Kevin McCarthy is learning you can get torched when you try to make everyone happy, especially after an insurrection.

Why it matters: The House Republican leader had been hoping to use this year to build toward taking the majority in 2022, but his efforts to bridge intra-party divisiveness over the Capitol siege have him taking heat from every direction, eroding his stature both with the public and within his party.

The next big political war: redistricting

Illustration: Aïda Amer/Axios

Democrats are preparing a mix of tech and legal strategies to combat expected gerrymandering by Republicans, who are planning to go on legal offense themselves.

Why it matters: Democrats failed to regain a single state legislature on Election Day, while Republicans upped their control to 30 states' Houses and Senates. In the majority of states, legislatures draw new congressional district lines, which can boost a party's candidates for the next decade.

40 mins ago - Politics & Policy

Vaccinations, relief timing dominate Sweet 16 call

Sen. Joe Manchin (D-W.V.) speaks during a news conference in December with a group of bipartisan lawmakers.

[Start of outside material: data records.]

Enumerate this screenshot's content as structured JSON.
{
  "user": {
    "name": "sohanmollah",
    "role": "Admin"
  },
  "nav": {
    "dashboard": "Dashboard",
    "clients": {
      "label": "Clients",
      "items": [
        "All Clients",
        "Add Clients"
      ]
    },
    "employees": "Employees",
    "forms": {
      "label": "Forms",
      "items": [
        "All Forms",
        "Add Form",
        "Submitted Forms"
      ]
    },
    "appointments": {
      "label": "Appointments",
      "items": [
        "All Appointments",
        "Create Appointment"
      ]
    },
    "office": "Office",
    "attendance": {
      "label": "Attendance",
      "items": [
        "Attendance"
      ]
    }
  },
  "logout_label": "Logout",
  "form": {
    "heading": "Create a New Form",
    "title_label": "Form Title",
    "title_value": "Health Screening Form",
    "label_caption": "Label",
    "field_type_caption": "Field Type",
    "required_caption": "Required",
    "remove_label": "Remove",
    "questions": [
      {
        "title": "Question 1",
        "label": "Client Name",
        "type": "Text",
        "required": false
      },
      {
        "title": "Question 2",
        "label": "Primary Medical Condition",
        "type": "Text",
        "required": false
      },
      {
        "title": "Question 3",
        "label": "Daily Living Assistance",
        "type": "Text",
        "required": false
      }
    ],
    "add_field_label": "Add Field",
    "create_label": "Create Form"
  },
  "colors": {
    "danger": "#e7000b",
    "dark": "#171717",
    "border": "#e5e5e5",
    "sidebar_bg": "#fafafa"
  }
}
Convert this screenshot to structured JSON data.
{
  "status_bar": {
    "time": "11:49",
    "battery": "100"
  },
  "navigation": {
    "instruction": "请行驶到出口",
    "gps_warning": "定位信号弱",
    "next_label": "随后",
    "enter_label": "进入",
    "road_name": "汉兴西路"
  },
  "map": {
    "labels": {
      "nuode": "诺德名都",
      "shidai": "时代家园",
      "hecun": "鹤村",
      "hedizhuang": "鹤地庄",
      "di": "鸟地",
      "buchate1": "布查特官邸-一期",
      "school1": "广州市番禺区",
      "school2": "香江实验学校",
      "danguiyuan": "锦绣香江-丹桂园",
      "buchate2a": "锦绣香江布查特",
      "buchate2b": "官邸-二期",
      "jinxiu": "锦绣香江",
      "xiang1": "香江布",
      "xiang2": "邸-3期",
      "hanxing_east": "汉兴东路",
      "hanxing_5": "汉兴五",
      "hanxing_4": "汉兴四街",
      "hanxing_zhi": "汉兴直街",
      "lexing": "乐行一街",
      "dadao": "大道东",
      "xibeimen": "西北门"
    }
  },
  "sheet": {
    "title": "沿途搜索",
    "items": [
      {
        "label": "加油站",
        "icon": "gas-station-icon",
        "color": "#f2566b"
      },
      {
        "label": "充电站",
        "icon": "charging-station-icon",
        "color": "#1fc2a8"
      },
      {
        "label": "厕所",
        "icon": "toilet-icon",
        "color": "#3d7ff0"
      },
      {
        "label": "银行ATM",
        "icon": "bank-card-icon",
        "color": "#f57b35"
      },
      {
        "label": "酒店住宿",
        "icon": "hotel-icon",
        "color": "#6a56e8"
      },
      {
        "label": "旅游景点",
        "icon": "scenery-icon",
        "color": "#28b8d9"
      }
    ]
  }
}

Photo: Caroline Brehman/CQ-Roll Call, Inc via Getty Images

Vaccine distribution, pandemic data and a cross-party comity dominated today's virtual meeting between White House officials and a bipartisan group of 16 senators, Senator Angus King told Axios.

Why it matters: Given Democrats' razor-thin majority in both chambers of Congress, President Biden will have to rely heavily on this group of centrist lawmakers — dubbed the "Sweet 16" — to pass any substantial legislation.